REVIEW: The Martian [2015]

“Mars will come to fear my botany powers” Sometimes we need a good old-fashioned feel good tale that doesn’t talk down to us for smiles to unabashedly form at the movies. Ridley Scott‘s The Martian provides exactly that. You have a healthy dose of infectious humor, life and death suspense, space exploration to an uncharted […]

REVIEW: The Maze Runner [2014]

“Wicked is good” There’s really no better way to start The Maze Runner than Wes Ball‘s opening. I’ve not read James Dashner‘s novels and probably knew less than the trailer foretold since it’s been so long since I last saw it. So watching the pitch-black screen stare at me while scrapping metal creaked until a […]

REVIEW: You’re Next [2013]

“Will you just die already? This is hard enough for me!” Disappointment that the hype surrounding director Adam Wingard and writer Simon Barrett’s film You’re Next was proving impossible to achieve set in about halfway through. I expected what many called an entertainingly fresh horror thriller with comedic flourishes, but all I saw was the […]
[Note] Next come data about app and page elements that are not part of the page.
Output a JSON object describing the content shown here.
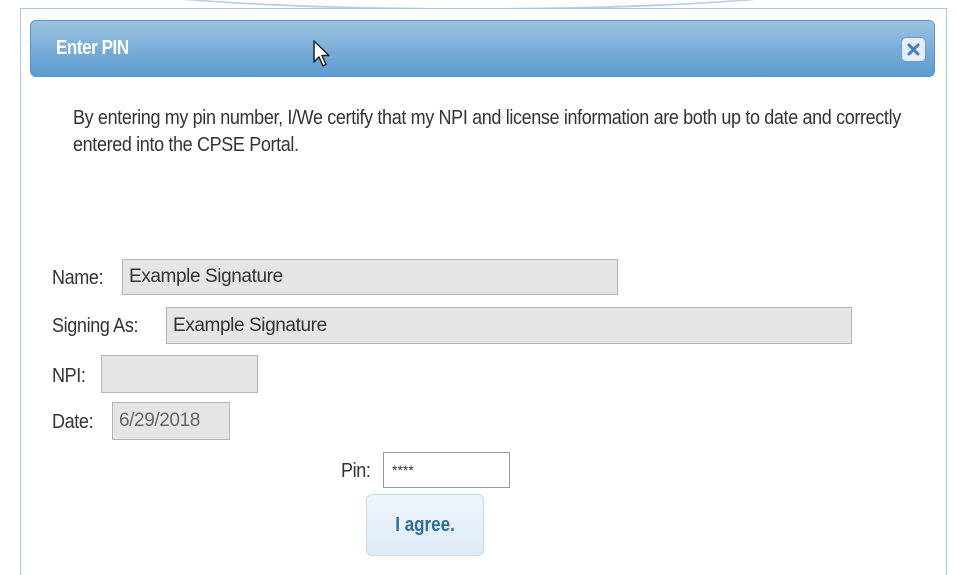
{
  "dialog": {
    "title": "Enter PIN",
    "close_icon": "close-icon",
    "message": "By entering my pin number, I/We certify that my NPI and license information are both up to date and correctly entered into the CPSE Portal."
  },
  "form": {
    "name_label": "Name:",
    "name_value": "Example Signature",
    "signing_as_label": "Signing As:",
    "signing_as_value": "Example Signature",
    "npi_label": "NPI:",
    "npi_value": "",
    "date_label": "Date:",
    "date_value": "6/29/2018",
    "pin_label": "Pin:",
    "pin_value": "****",
    "agree_label": "I agree."
  },
  "colors": {
    "titlebar": "#7fb0d9",
    "title_text": "#ffffff",
    "button_text": "#2e6e9e",
    "field_background": "#e5e5e5"
  },
  "icons": {
    "cursor": "mouse-pointer-icon"
  }
}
Posterized Propaganda January 2013: The Top 10 Movie Posters of 2012

“Don’t Judge a Book by Its Cover” is a proverb whose simple existence proves the fact impressionable souls will do so without fail. This monthly column focuses on the film industry’s willingness to capitalize on this truth, releasing one-sheets to serve as not representations of what audiences are to expect, but as propaganda to fill […]

REVIEW: The Cabin in the Woods [2012]

“He has the husband bulge” After reading all the Twitter hoopla and angry comments about spoilers, I thought The Cabin in the Woods was going to have some amazing, unforeseen twist to do more than just bend genres like we all knew it would. I made sure to avoid all reviews and news, retaining my […]

Posterized Propaganda April 2012: Where Art and Commerce Meet

“Don’t Judge a Book by Its Cover” is a proverb whose simple existence proves the fact impressionable souls will do so without fail. This monthly column focuses on the film industry’s willingness to capitalize on this truth, releasing one-sheets to serve as not representations of what audiences are to expect, but as propaganda to fill […]